Please give all of the data again, character for character, and drop the pictures.

Records shown

......

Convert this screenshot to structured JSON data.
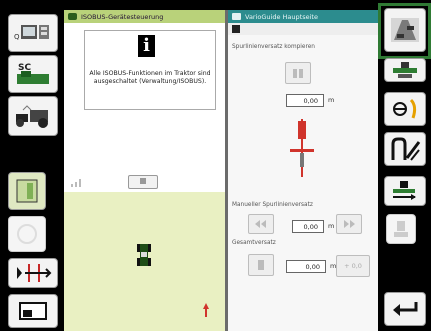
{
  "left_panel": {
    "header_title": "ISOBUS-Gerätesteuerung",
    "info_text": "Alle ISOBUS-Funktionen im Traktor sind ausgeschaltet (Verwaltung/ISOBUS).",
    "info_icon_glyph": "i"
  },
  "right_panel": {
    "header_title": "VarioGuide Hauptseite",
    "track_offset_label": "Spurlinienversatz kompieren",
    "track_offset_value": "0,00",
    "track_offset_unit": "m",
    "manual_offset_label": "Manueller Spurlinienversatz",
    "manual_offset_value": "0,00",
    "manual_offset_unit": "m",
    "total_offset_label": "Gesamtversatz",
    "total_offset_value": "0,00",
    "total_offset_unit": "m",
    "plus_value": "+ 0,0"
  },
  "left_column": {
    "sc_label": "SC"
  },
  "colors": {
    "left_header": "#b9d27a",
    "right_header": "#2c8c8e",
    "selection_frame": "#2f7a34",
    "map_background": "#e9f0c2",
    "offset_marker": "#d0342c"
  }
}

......

Result for this task
Convert this screenshot to structured JSON data.
{
  "left_panel": {
    "header_title": "ISOBUS-Gerätesteuerung",
    "info_text": "Alle ISOBUS-Funktionen im Traktor sind ausgeschaltet (Verwaltung/ISOBUS).",
    "info_icon_glyph": "i"
  },
  "right_panel": {
    "header_title": "VarioGuide Hauptseite",
    "track_offset_label": "Spurlinienversatz kompieren",
    "track_offset_value": "0,00",
    "track_offset_unit": "m",
    "manual_offset_label": "Manueller Spurlinienversatz",
    "manual_offset_value": "0,00",
    "manual_offset_unit": "m",
    "total_offset_label": "Gesamtversatz",
    "total_offset_value": "0,00",
    "total_offset_unit": "m",
    "plus_value": "+ 0,0"
  },
  "left_column": {
    "sc_label": "SC"
  },
  "colors": {
    "left_header": "#b9d27a",
    "right_header": "#2c8c8e",
    "selection_frame": "#2f7a34",
    "map_background": "#e9f0c2",
    "offset_marker": "#d0342c"
  }
}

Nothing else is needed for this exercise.